As you can see, the book isn’t for everyone. No book is—not even a bestseller! Onward Faring was written for a particular audience of alumni and others close to the Bullis School. So it was a special honor for me to be able to peek into that community and spend a few months learning its story. (Click here for some thoughts on writing for your audience.)
Last September I wrote about a conversation Susan and I had during the editing process. She was feeling a bit isolated, left on her own to navigate the dusty shelves and boxes housing the school archives. At staff meetings she’d report on her progress and highlight the best of her findings. But no one save the lonely author had a feel for the process and the decisions that had to be made.
What information to include, what to leave out? How to avoid redundancy, considering the ebb and flow of the school calendar? How to review changes through the decades without it sounding like a dry recitation of newspaper headlines? How to make voices from the past sound fresh and relevant today?
Even as I helped iron out the wrinkles, it was clear that I was dealing with a well-practiced storyteller in Susan King. The running narrative, the sidebars she developed, the photos she chose—all of these work in harmony for an engaging and beautiful product. It helps, too, that she had access to a top-notch designer and quality materials.
As I head into my summer reading (aka lighter fare that I don’t have to edit) I am only just now discovering the depth of Susan King’s talent. At the library today I checked out one of her fiction books–turns out, she has over twenty historical fiction and historical romance books to her name. I can’t wait to dive into it.
Are you writing historical fiction or nonfiction? What comes easily to you, and what do you struggle with? What are your favorite titles in this genre?

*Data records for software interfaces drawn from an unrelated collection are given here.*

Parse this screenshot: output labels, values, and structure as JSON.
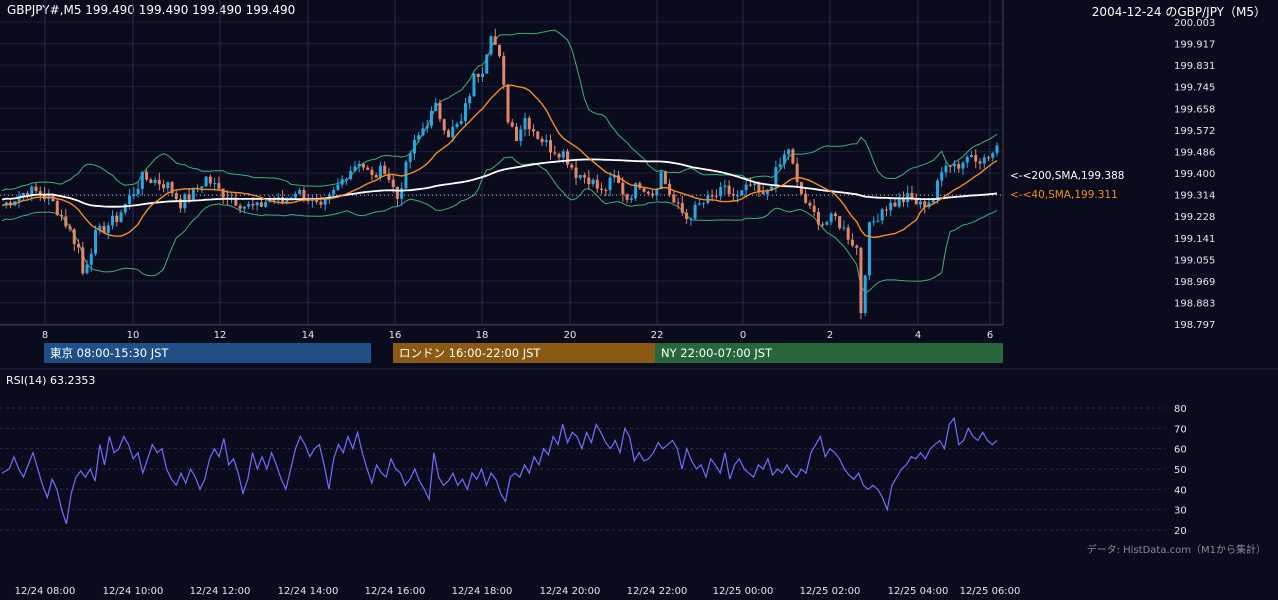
{
  "header": {
    "symbol_info": "GBPJPY#,M5 199.490 199.490 199.490 199.490",
    "title": "2004-12-24 のGBP/JPY（M5）"
  },
  "sessions": [
    {
      "label": "東京 08:00-15:30 JST",
      "color": "#1f4f86"
    },
    {
      "label": "ロンドン 16:00-22:00 JST",
      "color": "#8a5a14"
    },
    {
      "label": "NY 22:00-07:00 JST",
      "color": "#27663d"
    }
  ],
  "rsi_panel": {
    "label": "RSI(14) 63.2353"
  },
  "credit": "データ: HistData.com（M1から集計）",
  "colors": {
    "background": "#0b0b1e",
    "bull": "#29a8e0",
    "bear": "#e0876a",
    "sma200": "#ffffff",
    "sma40": "#f28c28",
    "bollinger": "#3cb371",
    "rsi": "#6f6fff"
  },
  "chart_data": [
    {
      "type": "candlestick",
      "y_ticks": [
        "200.003",
        "199.917",
        "199.831",
        "199.745",
        "199.658",
        "199.572",
        "199.486",
        "199.400",
        "199.314",
        "199.228",
        "199.141",
        "199.055",
        "198.969",
        "198.883",
        "198.797"
      ],
      "ylim": [
        198.797,
        200.003
      ],
      "x_ticks": [
        "8",
        "10",
        "12",
        "14",
        "16",
        "18",
        "20",
        "22",
        "0",
        "2",
        "4",
        "6"
      ],
      "current_price": 199.49,
      "ma_labels": [
        {
          "text": "<-<200,SMA,199.388",
          "value": 199.388,
          "color": "#ffffff"
        },
        {
          "text": "<-<40,SMA,199.311",
          "value": 199.311,
          "color": "#f28c28"
        }
      ],
      "close_path": [
        [
          0,
          199.27
        ],
        [
          3,
          199.3
        ],
        [
          6,
          199.33
        ],
        [
          9,
          199.32
        ],
        [
          12,
          199.28
        ],
        [
          15,
          199.2
        ],
        [
          18,
          199.1
        ],
        [
          19,
          199.0
        ],
        [
          20,
          199.05
        ],
        [
          22,
          199.15
        ],
        [
          24,
          199.18
        ],
        [
          27,
          199.22
        ],
        [
          30,
          199.3
        ],
        [
          33,
          199.38
        ],
        [
          36,
          199.37
        ],
        [
          39,
          199.35
        ],
        [
          42,
          199.28
        ],
        [
          45,
          199.32
        ],
        [
          48,
          199.38
        ],
        [
          51,
          199.33
        ],
        [
          54,
          199.3
        ],
        [
          57,
          199.27
        ],
        [
          60,
          199.26
        ],
        [
          63,
          199.3
        ],
        [
          66,
          199.28
        ],
        [
          69,
          199.33
        ],
        [
          72,
          199.3
        ],
        [
          75,
          199.25
        ],
        [
          78,
          199.32
        ],
        [
          81,
          199.4
        ],
        [
          84,
          199.45
        ],
        [
          87,
          199.38
        ],
        [
          90,
          199.42
        ],
        [
          93,
          199.3
        ],
        [
          96,
          199.48
        ],
        [
          99,
          199.58
        ],
        [
          102,
          199.66
        ],
        [
          105,
          199.56
        ],
        [
          108,
          199.6
        ],
        [
          111,
          199.78
        ],
        [
          113,
          199.82
        ],
        [
          115,
          199.97
        ],
        [
          117,
          199.85
        ],
        [
          119,
          199.62
        ],
        [
          121,
          199.55
        ],
        [
          123,
          199.62
        ],
        [
          126,
          199.55
        ],
        [
          129,
          199.5
        ],
        [
          132,
          199.48
        ],
        [
          135,
          199.4
        ],
        [
          138,
          199.38
        ],
        [
          141,
          199.32
        ],
        [
          144,
          199.38
        ],
        [
          147,
          199.3
        ],
        [
          150,
          199.36
        ],
        [
          153,
          199.32
        ],
        [
          155,
          199.4
        ],
        [
          158,
          199.28
        ],
        [
          161,
          199.22
        ],
        [
          164,
          199.27
        ],
        [
          167,
          199.3
        ],
        [
          170,
          199.33
        ],
        [
          173,
          199.3
        ],
        [
          176,
          199.35
        ],
        [
          179,
          199.3
        ],
        [
          182,
          199.4
        ],
        [
          185,
          199.5
        ],
        [
          187,
          199.35
        ],
        [
          190,
          199.25
        ],
        [
          193,
          199.2
        ],
        [
          196,
          199.22
        ],
        [
          199,
          199.15
        ],
        [
          201,
          199.1
        ],
        [
          202,
          198.85
        ],
        [
          204,
          199.18
        ],
        [
          207,
          199.26
        ],
        [
          210,
          199.28
        ],
        [
          213,
          199.3
        ],
        [
          216,
          199.27
        ],
        [
          219,
          199.3
        ],
        [
          222,
          199.45
        ],
        [
          225,
          199.43
        ],
        [
          228,
          199.48
        ],
        [
          231,
          199.45
        ],
        [
          234,
          199.49
        ]
      ],
      "close_points_total": 234
    },
    {
      "type": "line",
      "name": "RSI(14)",
      "y_ticks": [
        "80",
        "70",
        "60",
        "50",
        "40",
        "30",
        "20"
      ],
      "ylim": [
        20,
        80
      ],
      "x_ticks": [
        "12/24 08:00",
        "12/24 10:00",
        "12/24 12:00",
        "12/24 14:00",
        "12/24 16:00",
        "12/24 18:00",
        "12/24 20:00",
        "12/24 22:00",
        "12/25 00:00",
        "12/25 02:00",
        "12/25 04:00",
        "12/25 06:00"
      ],
      "values": [
        [
          0,
          48
        ],
        [
          3,
          50
        ],
        [
          5,
          56
        ],
        [
          7,
          50
        ],
        [
          9,
          46
        ],
        [
          11,
          52
        ],
        [
          13,
          58
        ],
        [
          15,
          50
        ],
        [
          17,
          42
        ],
        [
          19,
          36
        ],
        [
          21,
          45
        ],
        [
          23,
          40
        ],
        [
          25,
          30
        ],
        [
          27,
          23
        ],
        [
          29,
          38
        ],
        [
          31,
          46
        ],
        [
          33,
          49
        ],
        [
          35,
          46
        ],
        [
          37,
          50
        ],
        [
          39,
          44
        ],
        [
          41,
          62
        ],
        [
          43,
          52
        ],
        [
          45,
          66
        ],
        [
          47,
          58
        ],
        [
          49,
          60
        ],
        [
          51,
          66
        ],
        [
          53,
          62
        ],
        [
          55,
          55
        ],
        [
          57,
          58
        ],
        [
          59,
          48
        ],
        [
          61,
          55
        ],
        [
          63,
          62
        ],
        [
          65,
          58
        ],
        [
          67,
          60
        ],
        [
          69,
          50
        ],
        [
          71,
          45
        ],
        [
          73,
          42
        ],
        [
          75,
          48
        ],
        [
          77,
          43
        ],
        [
          79,
          50
        ],
        [
          81,
          46
        ],
        [
          83,
          40
        ],
        [
          85,
          45
        ],
        [
          87,
          55
        ],
        [
          89,
          60
        ],
        [
          91,
          56
        ],
        [
          93,
          65
        ],
        [
          95,
          52
        ],
        [
          97,
          55
        ],
        [
          99,
          48
        ],
        [
          101,
          38
        ],
        [
          103,
          45
        ],
        [
          105,
          58
        ],
        [
          107,
          50
        ],
        [
          109,
          56
        ],
        [
          111,
          50
        ],
        [
          113,
          58
        ],
        [
          115,
          52
        ],
        [
          117,
          45
        ],
        [
          119,
          40
        ],
        [
          121,
          50
        ],
        [
          123,
          60
        ],
        [
          125,
          66
        ],
        [
          127,
          62
        ],
        [
          129,
          56
        ],
        [
          131,
          60
        ],
        [
          133,
          62
        ],
        [
          135,
          52
        ],
        [
          137,
          40
        ],
        [
          139,
          55
        ],
        [
          141,
          62
        ],
        [
          143,
          58
        ],
        [
          145,
          66
        ],
        [
          147,
          60
        ],
        [
          149,
          68
        ],
        [
          151,
          58
        ],
        [
          153,
          50
        ],
        [
          155,
          43
        ],
        [
          157,
          52
        ],
        [
          159,
          48
        ],
        [
          161,
          46
        ],
        [
          163,
          55
        ],
        [
          165,
          50
        ],
        [
          167,
          48
        ],
        [
          169,
          42
        ],
        [
          171,
          45
        ],
        [
          173,
          50
        ],
        [
          175,
          44
        ],
        [
          177,
          40
        ],
        [
          179,
          35
        ],
        [
          181,
          58
        ],
        [
          183,
          46
        ],
        [
          185,
          42
        ],
        [
          187,
          44
        ],
        [
          189,
          48
        ],
        [
          191,
          42
        ],
        [
          193,
          45
        ],
        [
          195,
          40
        ],
        [
          197,
          48
        ],
        [
          199,
          45
        ],
        [
          201,
          50
        ],
        [
          203,
          42
        ],
        [
          205,
          48
        ],
        [
          207,
          45
        ],
        [
          209,
          38
        ],
        [
          211,
          34
        ],
        [
          213,
          46
        ],
        [
          215,
          48
        ],
        [
          217,
          46
        ],
        [
          219,
          52
        ],
        [
          221,
          48
        ],
        [
          223,
          56
        ],
        [
          225,
          52
        ],
        [
          227,
          60
        ],
        [
          229,
          57
        ],
        [
          231,
          66
        ],
        [
          233,
          62
        ],
        [
          235,
          72
        ],
        [
          237,
          63
        ],
        [
          239,
          68
        ],
        [
          241,
          66
        ],
        [
          243,
          60
        ],
        [
          245,
          68
        ],
        [
          247,
          63
        ],
        [
          249,
          72
        ],
        [
          251,
          68
        ],
        [
          253,
          63
        ],
        [
          255,
          60
        ],
        [
          257,
          64
        ],
        [
          259,
          58
        ],
        [
          261,
          70
        ],
        [
          263,
          66
        ],
        [
          265,
          54
        ],
        [
          267,
          58
        ],
        [
          269,
          54
        ],
        [
          271,
          55
        ],
        [
          273,
          58
        ],
        [
          275,
          63
        ],
        [
          277,
          60
        ],
        [
          279,
          62
        ],
        [
          281,
          64
        ],
        [
          283,
          60
        ],
        [
          285,
          50
        ],
        [
          287,
          60
        ],
        [
          289,
          54
        ],
        [
          291,
          50
        ],
        [
          293,
          52
        ],
        [
          295,
          46
        ],
        [
          297,
          55
        ],
        [
          299,
          52
        ],
        [
          301,
          48
        ],
        [
          303,
          58
        ],
        [
          305,
          45
        ],
        [
          307,
          52
        ],
        [
          309,
          55
        ],
        [
          311,
          50
        ],
        [
          313,
          48
        ],
        [
          315,
          46
        ],
        [
          317,
          52
        ],
        [
          319,
          50
        ],
        [
          321,
          55
        ],
        [
          323,
          47
        ],
        [
          325,
          50
        ],
        [
          327,
          48
        ],
        [
          329,
          52
        ],
        [
          331,
          48
        ],
        [
          333,
          46
        ],
        [
          335,
          50
        ],
        [
          337,
          48
        ],
        [
          339,
          58
        ],
        [
          341,
          62
        ],
        [
          343,
          66
        ],
        [
          345,
          56
        ],
        [
          347,
          60
        ],
        [
          349,
          58
        ],
        [
          351,
          55
        ],
        [
          353,
          50
        ],
        [
          355,
          47
        ],
        [
          357,
          45
        ],
        [
          359,
          48
        ],
        [
          361,
          42
        ],
        [
          363,
          40
        ],
        [
          365,
          42
        ],
        [
          367,
          40
        ],
        [
          369,
          36
        ],
        [
          371,
          30
        ],
        [
          373,
          42
        ],
        [
          375,
          46
        ],
        [
          377,
          50
        ],
        [
          379,
          52
        ],
        [
          381,
          56
        ],
        [
          383,
          55
        ],
        [
          385,
          58
        ],
        [
          387,
          55
        ],
        [
          389,
          60
        ],
        [
          391,
          62
        ],
        [
          393,
          64
        ],
        [
          395,
          60
        ],
        [
          397,
          72
        ],
        [
          399,
          75
        ],
        [
          401,
          62
        ],
        [
          403,
          64
        ],
        [
          405,
          70
        ],
        [
          407,
          66
        ],
        [
          409,
          64
        ],
        [
          411,
          68
        ],
        [
          413,
          64
        ],
        [
          415,
          62
        ],
        [
          417,
          64
        ]
      ]
    }
  ]
}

*Note: I borrowed the “Happy Book Birthday” idea from Vinnie Kinsella, a designer and book consultant I worked with on a previous project.